━━━ RECORDS TO PROCESS

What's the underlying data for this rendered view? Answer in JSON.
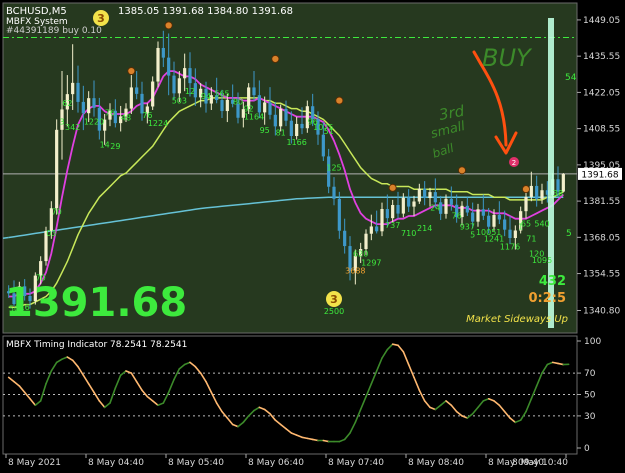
{
  "header": {
    "symbol": "BCHUSD,M5",
    "ohlc": "1385.05 1391.68 1384.80 1391.68",
    "system_name": "MBFX System",
    "order": "#44391189 buy 0.10"
  },
  "price_panel": {
    "big_price": "1391.68",
    "current_price_tag": "1391.68",
    "y_ticks": [
      "1449.05",
      "1435.55",
      "1422.05",
      "1408.55",
      "1395.05",
      "1381.55",
      "1368.05",
      "1354.55",
      "1340.80"
    ],
    "ylim": [
      1338,
      1452
    ],
    "x_count": 105,
    "current_price": 1391.68,
    "order_line": 1442.5,
    "right_edge_fragments": [
      "54",
      "5"
    ],
    "status_text": "Market Sideways Up",
    "counter_green": "432",
    "counter_orange": "0:2:5",
    "colors": {
      "bg": "#26391f",
      "bull": "#f3efcc",
      "bear": "#3d98c9",
      "wick": "#f3efcc",
      "magenta": "#e040e0",
      "yellowgreen": "#c8e85a",
      "cyan": "#66c2d6",
      "green_label": "#3dea3d"
    }
  },
  "annotations": {
    "buy_text": "BUY",
    "note_line1": "3rd",
    "note_line2": "small",
    "note_line3": "ball",
    "badge_top": "3",
    "badge_bottom": "3",
    "badge_bottom_label": "2500",
    "pink_dot": "2"
  },
  "number_labels": [
    {
      "i": 1,
      "v": 1340.5,
      "t": "50",
      "c": "green"
    },
    {
      "i": 2,
      "v": 1342.5,
      "t": "8",
      "c": "green"
    },
    {
      "i": 3,
      "v": 1341.0,
      "t": "16",
      "c": "green"
    },
    {
      "i": 6,
      "v": 1352.0,
      "t": "70",
      "c": "green"
    },
    {
      "i": 8,
      "v": 1368.5,
      "t": "03",
      "c": "green"
    },
    {
      "i": 9,
      "v": 1376.5,
      "t": "70",
      "c": "green"
    },
    {
      "i": 10,
      "v": 1410.0,
      "t": "3",
      "c": "green"
    },
    {
      "i": 11,
      "v": 1417.0,
      "t": "62",
      "c": "green"
    },
    {
      "i": 12,
      "v": 1408.0,
      "t": "342",
      "c": "green"
    },
    {
      "i": 16,
      "v": 1410.0,
      "t": "1220",
      "c": "green"
    },
    {
      "i": 18,
      "v": 1401.5,
      "t": "14",
      "c": "green"
    },
    {
      "i": 20,
      "v": 1401.0,
      "t": "29",
      "c": "green"
    },
    {
      "i": 19,
      "v": 1413.5,
      "t": "76",
      "c": "green"
    },
    {
      "i": 22,
      "v": 1411.5,
      "t": "48",
      "c": "green"
    },
    {
      "i": 26,
      "v": 1412.5,
      "t": "76",
      "c": "green"
    },
    {
      "i": 28,
      "v": 1409.5,
      "t": "1224",
      "c": "green"
    },
    {
      "i": 32,
      "v": 1418.0,
      "t": "503",
      "c": "green"
    },
    {
      "i": 34,
      "v": 1421.5,
      "t": "12",
      "c": "green"
    },
    {
      "i": 37,
      "v": 1419.5,
      "t": "94",
      "c": "green"
    },
    {
      "i": 40,
      "v": 1420.5,
      "t": "565",
      "c": "green"
    },
    {
      "i": 43,
      "v": 1417.5,
      "t": "80",
      "c": "green"
    },
    {
      "i": 45,
      "v": 1415.0,
      "t": "92",
      "c": "green"
    },
    {
      "i": 46,
      "v": 1412.0,
      "t": "1164",
      "c": "green"
    },
    {
      "i": 48,
      "v": 1407.0,
      "t": "95",
      "c": "green"
    },
    {
      "i": 51,
      "v": 1406.0,
      "t": "81",
      "c": "green"
    },
    {
      "i": 54,
      "v": 1402.5,
      "t": "1166",
      "c": "green"
    },
    {
      "i": 57,
      "v": 1410.0,
      "t": "96",
      "c": "green"
    },
    {
      "i": 59,
      "v": 1408.0,
      "t": "1075",
      "c": "green"
    },
    {
      "i": 60,
      "v": 1406.5,
      "t": "51",
      "c": "green"
    },
    {
      "i": 61,
      "v": 1393.0,
      "t": "125",
      "c": "green"
    },
    {
      "i": 66,
      "v": 1361.0,
      "t": "620",
      "c": "green"
    },
    {
      "i": 68,
      "v": 1357.5,
      "t": "1297",
      "c": "green"
    },
    {
      "i": 65,
      "v": 1354.5,
      "t": "3688",
      "c": "orange"
    },
    {
      "i": 72,
      "v": 1371.5,
      "t": "737",
      "c": "green"
    },
    {
      "i": 75,
      "v": 1368.5,
      "t": "710",
      "c": "green"
    },
    {
      "i": 78,
      "v": 1370.5,
      "t": "214",
      "c": "green"
    },
    {
      "i": 80,
      "v": 1378.0,
      "t": "24",
      "c": "green"
    },
    {
      "i": 84,
      "v": 1375.0,
      "t": "76",
      "c": "green"
    },
    {
      "i": 86,
      "v": 1371.0,
      "t": "937",
      "c": "green"
    },
    {
      "i": 87,
      "v": 1368.0,
      "t": "5",
      "c": "green"
    },
    {
      "i": 90,
      "v": 1369.0,
      "t": "10051",
      "c": "green"
    },
    {
      "i": 91,
      "v": 1366.5,
      "t": "1241",
      "c": "green"
    },
    {
      "i": 94,
      "v": 1363.5,
      "t": "1176",
      "c": "green"
    },
    {
      "i": 96,
      "v": 1371.0,
      "t": "1",
      "c": "green"
    },
    {
      "i": 97,
      "v": 1372.0,
      "t": "65",
      "c": "green"
    },
    {
      "i": 98,
      "v": 1366.5,
      "t": "71",
      "c": "green"
    },
    {
      "i": 100,
      "v": 1372.0,
      "t": "540",
      "c": "green"
    },
    {
      "i": 99,
      "v": 1361.0,
      "t": "120",
      "c": "green"
    },
    {
      "i": 100,
      "v": 1358.5,
      "t": "1095",
      "c": "green"
    },
    {
      "i": 103,
      "v": 1383.5,
      "t": "38",
      "c": "green"
    }
  ],
  "orange_dots": [
    {
      "i": 30,
      "v": 1447.0
    },
    {
      "i": 23,
      "v": 1430.0
    },
    {
      "i": 50,
      "v": 1434.5
    },
    {
      "i": 62,
      "v": 1419.0
    },
    {
      "i": 72,
      "v": 1386.5
    },
    {
      "i": 97,
      "v": 1386.0
    },
    {
      "i": 85,
      "v": 1393.0
    }
  ],
  "candles": [
    [
      1348.0,
      1350.2,
      1345.5,
      1347.2
    ],
    [
      1347.2,
      1352.0,
      1342.5,
      1343.2
    ],
    [
      1343.2,
      1351.5,
      1342.8,
      1349.8
    ],
    [
      1349.8,
      1352.5,
      1344.5,
      1346.2
    ],
    [
      1346.2,
      1349.0,
      1341.5,
      1344.3
    ],
    [
      1344.3,
      1355.0,
      1343.0,
      1353.8
    ],
    [
      1353.8,
      1361.0,
      1350.5,
      1359.2
    ],
    [
      1359.2,
      1372.0,
      1357.5,
      1370.4
    ],
    [
      1370.4,
      1381.5,
      1367.5,
      1378.9
    ],
    [
      1378.9,
      1412.0,
      1376.5,
      1408.1
    ],
    [
      1408.1,
      1430.0,
      1397.0,
      1415.7
    ],
    [
      1415.7,
      1428.5,
      1409.5,
      1421.4
    ],
    [
      1421.4,
      1440.0,
      1415.5,
      1425.6
    ],
    [
      1425.6,
      1432.0,
      1414.5,
      1418.5
    ],
    [
      1418.5,
      1424.5,
      1408.0,
      1414.3
    ],
    [
      1414.3,
      1422.5,
      1411.0,
      1419.9
    ],
    [
      1419.9,
      1426.5,
      1413.0,
      1416.3
    ],
    [
      1416.3,
      1420.0,
      1404.5,
      1407.8
    ],
    [
      1407.8,
      1414.0,
      1402.5,
      1411.9
    ],
    [
      1411.9,
      1418.0,
      1409.5,
      1415.2
    ],
    [
      1415.2,
      1419.5,
      1409.0,
      1410.6
    ],
    [
      1410.6,
      1417.0,
      1407.5,
      1413.1
    ],
    [
      1413.1,
      1418.0,
      1411.0,
      1416.0
    ],
    [
      1416.0,
      1428.5,
      1414.0,
      1423.9
    ],
    [
      1423.9,
      1430.0,
      1419.5,
      1421.5
    ],
    [
      1421.5,
      1426.0,
      1411.5,
      1414.2
    ],
    [
      1414.2,
      1418.0,
      1410.5,
      1416.8
    ],
    [
      1416.8,
      1428.0,
      1415.5,
      1426.1
    ],
    [
      1426.1,
      1441.0,
      1424.0,
      1438.6
    ],
    [
      1438.6,
      1445.0,
      1431.5,
      1435.0
    ],
    [
      1435.0,
      1444.0,
      1421.0,
      1428.3
    ],
    [
      1428.3,
      1433.5,
      1419.5,
      1421.7
    ],
    [
      1421.7,
      1430.0,
      1418.5,
      1427.3
    ],
    [
      1427.3,
      1436.5,
      1422.5,
      1431.1
    ],
    [
      1431.1,
      1437.0,
      1420.5,
      1425.5
    ],
    [
      1425.5,
      1431.0,
      1417.0,
      1420.2
    ],
    [
      1420.2,
      1425.5,
      1416.5,
      1423.4
    ],
    [
      1423.4,
      1426.0,
      1414.5,
      1417.9
    ],
    [
      1417.9,
      1424.0,
      1415.5,
      1421.0
    ],
    [
      1421.0,
      1427.5,
      1418.0,
      1419.2
    ],
    [
      1419.2,
      1423.0,
      1412.5,
      1415.1
    ],
    [
      1415.1,
      1421.5,
      1411.0,
      1419.3
    ],
    [
      1419.3,
      1425.0,
      1416.5,
      1417.8
    ],
    [
      1417.8,
      1422.0,
      1410.5,
      1412.6
    ],
    [
      1412.6,
      1418.5,
      1409.0,
      1415.8
    ],
    [
      1415.8,
      1425.5,
      1414.0,
      1423.9
    ],
    [
      1423.9,
      1430.0,
      1419.0,
      1421.0
    ],
    [
      1421.0,
      1426.5,
      1412.5,
      1414.6
    ],
    [
      1414.6,
      1420.5,
      1410.0,
      1418.3
    ],
    [
      1418.3,
      1424.0,
      1412.0,
      1413.7
    ],
    [
      1413.7,
      1418.5,
      1406.0,
      1409.4
    ],
    [
      1409.4,
      1417.5,
      1407.5,
      1415.9
    ],
    [
      1415.9,
      1419.0,
      1409.5,
      1411.5
    ],
    [
      1411.5,
      1415.0,
      1403.0,
      1405.8
    ],
    [
      1405.8,
      1413.0,
      1404.5,
      1410.3
    ],
    [
      1410.3,
      1416.5,
      1406.5,
      1408.7
    ],
    [
      1408.7,
      1419.0,
      1407.0,
      1416.9
    ],
    [
      1416.9,
      1421.5,
      1409.5,
      1412.1
    ],
    [
      1412.1,
      1415.0,
      1402.5,
      1406.3
    ],
    [
      1406.3,
      1411.0,
      1396.5,
      1398.2
    ],
    [
      1398.2,
      1401.0,
      1384.5,
      1386.9
    ],
    [
      1386.9,
      1390.5,
      1380.0,
      1382.4
    ],
    [
      1382.4,
      1385.0,
      1367.5,
      1370.5
    ],
    [
      1370.5,
      1375.0,
      1362.0,
      1364.8
    ],
    [
      1364.8,
      1368.5,
      1352.0,
      1355.6
    ],
    [
      1355.6,
      1363.5,
      1350.5,
      1361.2
    ],
    [
      1361.2,
      1366.0,
      1358.5,
      1363.7
    ],
    [
      1363.7,
      1371.0,
      1361.5,
      1369.4
    ],
    [
      1369.4,
      1376.5,
      1367.0,
      1372.1
    ],
    [
      1372.1,
      1378.0,
      1369.5,
      1370.3
    ],
    [
      1370.3,
      1381.0,
      1368.5,
      1378.6
    ],
    [
      1378.6,
      1384.0,
      1372.0,
      1375.2
    ],
    [
      1375.2,
      1382.0,
      1373.5,
      1380.1
    ],
    [
      1380.1,
      1385.0,
      1375.0,
      1376.9
    ],
    [
      1376.9,
      1384.5,
      1375.5,
      1382.8
    ],
    [
      1382.8,
      1386.0,
      1377.5,
      1379.5
    ],
    [
      1379.5,
      1383.5,
      1376.0,
      1381.4
    ],
    [
      1381.4,
      1388.0,
      1380.5,
      1386.2
    ],
    [
      1386.2,
      1389.0,
      1380.0,
      1382.7
    ],
    [
      1382.7,
      1386.5,
      1379.5,
      1384.9
    ],
    [
      1384.9,
      1390.0,
      1379.0,
      1381.1
    ],
    [
      1381.1,
      1383.5,
      1374.5,
      1376.8
    ],
    [
      1376.8,
      1384.0,
      1375.0,
      1382.4
    ],
    [
      1382.4,
      1387.0,
      1378.0,
      1380.2
    ],
    [
      1380.2,
      1384.0,
      1373.5,
      1375.6
    ],
    [
      1375.6,
      1381.5,
      1372.5,
      1379.8
    ],
    [
      1379.8,
      1383.0,
      1376.0,
      1377.3
    ],
    [
      1377.3,
      1381.0,
      1371.5,
      1373.9
    ],
    [
      1373.9,
      1380.5,
      1372.0,
      1378.5
    ],
    [
      1378.5,
      1384.0,
      1374.5,
      1376.1
    ],
    [
      1376.1,
      1379.0,
      1369.5,
      1372.0
    ],
    [
      1372.0,
      1378.5,
      1370.5,
      1376.4
    ],
    [
      1376.4,
      1381.5,
      1373.0,
      1374.7
    ],
    [
      1374.7,
      1378.0,
      1368.5,
      1370.9
    ],
    [
      1370.9,
      1376.0,
      1365.5,
      1367.8
    ],
    [
      1367.8,
      1372.5,
      1363.5,
      1370.6
    ],
    [
      1370.6,
      1379.5,
      1369.5,
      1377.8
    ],
    [
      1377.8,
      1385.5,
      1375.0,
      1383.1
    ],
    [
      1383.1,
      1392.5,
      1381.5,
      1387.2
    ],
    [
      1387.2,
      1391.0,
      1379.5,
      1382.4
    ],
    [
      1382.4,
      1388.0,
      1380.5,
      1385.6
    ],
    [
      1385.6,
      1389.0,
      1381.0,
      1383.9
    ],
    [
      1383.9,
      1392.0,
      1382.5,
      1389.7
    ],
    [
      1389.7,
      1394.5,
      1383.0,
      1385.1
    ],
    [
      1385.1,
      1392.0,
      1384.8,
      1391.68
    ]
  ],
  "lines": {
    "magenta": [
      1346,
      1346,
      1347,
      1347,
      1347,
      1348,
      1351,
      1355,
      1362,
      1372,
      1383,
      1393,
      1402,
      1410,
      1414,
      1416,
      1417,
      1417,
      1415,
      1414,
      1414,
      1414,
      1414,
      1415,
      1417,
      1418,
      1418,
      1420,
      1424,
      1428,
      1430,
      1430,
      1429,
      1428,
      1428,
      1427,
      1425,
      1424,
      1423,
      1422,
      1421,
      1420,
      1420,
      1420,
      1419,
      1419,
      1419,
      1420,
      1419,
      1418,
      1417,
      1416,
      1415,
      1414,
      1413,
      1413,
      1413,
      1413,
      1412,
      1411,
      1408,
      1404,
      1399,
      1393,
      1386,
      1381,
      1377,
      1375,
      1374,
      1373,
      1373,
      1373,
      1374,
      1375,
      1375,
      1376,
      1376,
      1377,
      1378,
      1379,
      1380,
      1380,
      1380,
      1380,
      1379,
      1379,
      1379,
      1378,
      1378,
      1378,
      1378,
      1377,
      1377,
      1377,
      1376,
      1375,
      1375,
      1375,
      1376,
      1377,
      1378,
      1379,
      1380,
      1382,
      1384
    ],
    "yellowgreen": [
      1342,
      1342,
      1342,
      1343,
      1343,
      1344,
      1345,
      1346,
      1348,
      1351,
      1355,
      1359,
      1364,
      1369,
      1373,
      1377,
      1380,
      1383,
      1385,
      1387,
      1389,
      1391,
      1392,
      1394,
      1396,
      1398,
      1400,
      1402,
      1405,
      1408,
      1411,
      1413,
      1415,
      1416,
      1417,
      1418,
      1419,
      1419,
      1420,
      1420,
      1420,
      1420,
      1420,
      1420,
      1420,
      1420,
      1420,
      1420,
      1419,
      1419,
      1418,
      1418,
      1417,
      1416,
      1416,
      1415,
      1415,
      1414,
      1413,
      1412,
      1410,
      1408,
      1406,
      1403,
      1400,
      1397,
      1394,
      1392,
      1390,
      1389,
      1388,
      1388,
      1387,
      1387,
      1387,
      1387,
      1386,
      1386,
      1386,
      1386,
      1386,
      1386,
      1386,
      1385,
      1385,
      1385,
      1385,
      1384,
      1384,
      1384,
      1384,
      1383,
      1383,
      1383,
      1382,
      1382,
      1382,
      1382,
      1382,
      1382,
      1382,
      1383,
      1383,
      1384,
      1385
    ],
    "cyan": [
      1368.0,
      1368.3,
      1368.6,
      1368.9,
      1369.2,
      1369.5,
      1369.8,
      1370.1,
      1370.4,
      1370.7,
      1371.0,
      1371.3,
      1371.6,
      1371.9,
      1372.2,
      1372.5,
      1372.8,
      1373.1,
      1373.4,
      1373.7,
      1374.0,
      1374.3,
      1374.6,
      1374.9,
      1375.2,
      1375.5,
      1375.8,
      1376.1,
      1376.4,
      1376.7,
      1377.0,
      1377.3,
      1377.6,
      1377.9,
      1378.2,
      1378.5,
      1378.8,
      1379.0,
      1379.2,
      1379.4,
      1379.6,
      1379.8,
      1380.0,
      1380.2,
      1380.4,
      1380.6,
      1380.8,
      1381.0,
      1381.2,
      1381.4,
      1381.6,
      1381.8,
      1382.0,
      1382.2,
      1382.4,
      1382.5,
      1382.6,
      1382.7,
      1382.8,
      1382.9,
      1383.0,
      1383.0,
      1383.0,
      1383.0,
      1383.0,
      1383.0,
      1383.0,
      1383.0,
      1383.0,
      1383.0,
      1383.0,
      1383.0,
      1383.0,
      1383.0,
      1383.0,
      1383.0,
      1383.0,
      1383.0,
      1383.0,
      1383.0,
      1383.0,
      1383.0,
      1383.0,
      1383.0,
      1383.0,
      1383.0,
      1383.0,
      1383.0,
      1383.0,
      1383.0,
      1383.0,
      1383.0,
      1383.0,
      1383.0,
      1383.0,
      1383.0,
      1383.0,
      1383.0,
      1383.0,
      1383.0,
      1383.0,
      1383.0,
      1383.0,
      1383.0,
      1383.0
    ]
  },
  "timing_panel": {
    "title": "MBFX Timing Indicator 78.2541 78.2541",
    "y_ticks": [
      "100",
      "70",
      "50",
      "30",
      "0"
    ],
    "ylim": [
      0,
      100
    ],
    "levels": [
      70,
      50,
      30
    ],
    "colors": {
      "up": "#3c8a2a",
      "down": "#ffb870",
      "level": "#bbbbbb"
    },
    "values": [
      66,
      62,
      58,
      52,
      46,
      40,
      44,
      60,
      72,
      80,
      83,
      85,
      82,
      76,
      68,
      60,
      52,
      44,
      38,
      42,
      56,
      68,
      72,
      70,
      62,
      54,
      48,
      44,
      40,
      42,
      52,
      64,
      74,
      78,
      80,
      76,
      70,
      62,
      52,
      42,
      34,
      28,
      22,
      20,
      24,
      30,
      35,
      38,
      36,
      32,
      26,
      22,
      18,
      14,
      12,
      10,
      9,
      8,
      7,
      7,
      6,
      6,
      6,
      8,
      14,
      24,
      36,
      48,
      60,
      72,
      84,
      92,
      97,
      96,
      90,
      78,
      66,
      54,
      44,
      38,
      36,
      40,
      44,
      40,
      34,
      30,
      28,
      32,
      38,
      44,
      46,
      44,
      40,
      34,
      28,
      24,
      26,
      34,
      46,
      58,
      70,
      78,
      80,
      79,
      78,
      78.25
    ]
  },
  "time_axis": {
    "labels": [
      "8 May 2021",
      "8 May 04:40",
      "8 May 05:40",
      "8 May 06:40",
      "8 May 07:40",
      "8 May 08:40",
      "8 May 09:40",
      "8 May 10:40"
    ],
    "positions": [
      0,
      15,
      30,
      45,
      60,
      75,
      90,
      105
    ]
  }
}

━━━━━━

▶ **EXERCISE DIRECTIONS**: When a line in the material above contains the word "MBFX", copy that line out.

▶ **TASK ANSWER**:
    "system_name": "MBFX System",
    "title": "MBFX Timing Indicator 78.2541 78.2541",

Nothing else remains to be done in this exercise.